I try my best to never assume anything. This, of course, is impractical and rarely fully implemented at the pace of the real world. As humans, our instinct is to judge. Biologically, our gut prompts us to make decisions quickly. We adopt a broad set of contextual heuristics that we use to efficiently categorize and process foreign concepts.
This grouping takes places any time we meet a new person, enter a new environment, attempt to learn a new trade, etc.
Of course, it is really hard to enter a foreign interaction/setting and resist the urge to judge. It is hard to not assume things.
I think the most common example of this in practice relates to the interactions we have when we meet someone for the first time. We tend to judge others by their appearances (their race, what clothes they wear, their gender, etc.), in addition to how they act, how they speak, and what they say.
As the old mantra goes, it is probably best to flat out “avoid judging books by their covers.” But, as I have written before, I do not think “all judgement is bad.” Indeed, it is human nature to judge. Rather, I think that unfair judgement is bad. We should do our best to observe the truth and make decisions on that without skewing the results.
So is this a contradiction? Can we avoid judging while still ascertaining the truth?
I think the answer is to avoid making assumptions wherever possible. I add the addendum – wherever possible – because I do believe there are many circumstances, especially in the high-speed environment of a startup, where you do have to go with your gut. You do need some irrational conviction in an idea that you are really passionate about. And there are times where you just have to go for it – pursue your vision, take the leap of faith, etc. You do have to assume you know the outcome of a situation when reality says that you often really do not.
Those circumstances aside, I think, really, you should give your best effort to uncover the truth.
And that includes asking questions. Even obvious questions. Because the quicker you can understand context, the better. The quicker you understand the whole picture, the better decisions you can make.
I think generally, with some very real exceptions, more information leads to better decisions. The assumption here is that you can do a good job filtering and finding the truth. That being said, if you have complete information, you will find better answers.
So why does this matter?
I think we assume so many things in our daily lives…that we often glaze over the obvious questions. Further…it is not just the obvious questions…it is the semi-obvious questions that plague us.
These are the items that are *assumed* to be obviously understood by all participating parties but are clearly not.
It is like when you join a new company. You have to race quickly to try and understand complete context. This is the only way, as an intern even, that you will be able to contribute meaningfully to the team – if you make decisions without information you will likely get them wrong. This is often really hard, but still possible.
And it is really only possible if you come in without bad assumptions. Or if you have assumptions, to be clear that you are willing to divorce them to learn the truth.
You have surely been in a situation where people are referencing something you know you should know but you still do not. You could have avoided this problem by asking a question a few weeks ago, but now you will look silly not having asked it earlier.

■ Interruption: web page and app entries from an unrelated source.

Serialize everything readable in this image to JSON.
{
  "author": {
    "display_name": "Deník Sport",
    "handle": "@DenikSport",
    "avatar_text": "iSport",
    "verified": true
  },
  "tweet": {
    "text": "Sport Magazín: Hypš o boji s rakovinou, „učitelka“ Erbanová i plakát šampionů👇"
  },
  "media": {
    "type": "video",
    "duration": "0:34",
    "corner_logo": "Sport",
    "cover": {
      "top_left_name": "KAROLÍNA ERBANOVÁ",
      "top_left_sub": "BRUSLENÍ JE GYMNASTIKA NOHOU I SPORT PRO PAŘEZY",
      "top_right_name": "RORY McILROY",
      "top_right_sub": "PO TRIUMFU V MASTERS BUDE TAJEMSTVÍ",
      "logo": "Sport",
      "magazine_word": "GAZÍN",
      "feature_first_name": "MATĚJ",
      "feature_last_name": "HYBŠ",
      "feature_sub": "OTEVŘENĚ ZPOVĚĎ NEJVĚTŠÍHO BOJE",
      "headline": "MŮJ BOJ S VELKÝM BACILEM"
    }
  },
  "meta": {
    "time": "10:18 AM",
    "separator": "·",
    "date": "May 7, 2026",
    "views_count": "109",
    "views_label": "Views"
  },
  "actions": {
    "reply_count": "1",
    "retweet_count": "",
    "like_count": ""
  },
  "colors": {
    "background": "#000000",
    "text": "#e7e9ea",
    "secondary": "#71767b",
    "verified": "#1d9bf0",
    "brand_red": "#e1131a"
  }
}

The same is true in the opposite scenario.
You have someone new on your team and you are making references to things they likely do not understand. Lots of people will nod, pretending to accept information like they already know it. There is a high chance they do not.
That is why acronyms suck. That is why holding on to too much undocumented tribal knowledge can be so dangerous to companies. As you scale, it becomes increasingly harder for people to onboard. There is more information for people to process and gain proper context on.
I think this problem is rooted in assumptions.
So this essay is really a note to self – avoid assuming things when the truth is possible to ascertain.
Ironically, this may sound obvious to most people. I think it is…but in practice it is really hard to actually do. Most people are afraid of asking questions. So we assume things.
Sometimes this does not matter.
But sometimes it does.
It can be hard to realize this value until you mess up. Until you mess up big time.
You assume something would be done by someone else until they do not do it.
I have learned this lesson over and over across tons of experiences – even from years back. I still make this mistake.
I think experienced product people, especially, are not afraid to ask obvious questions. They do not bother you, they do not ask the same question over and over.
Rather, they ask once. Learn the truth. And then make a decision.
A bad product person, or just bad learner in general, will not ask up front. Or they will ask a bad question without really understanding the answer. They will then act. They will mess up. Then they will ask again. The cycle repeats until they finally get to the root answer.
This could all be avoided by talking to the right person at the right time.
This simple example demonstrates why communication skills are so critically important throughout one’s career. Sometimes an email, a note, or a quick conversation can make a massive difference.
Also published on Medium.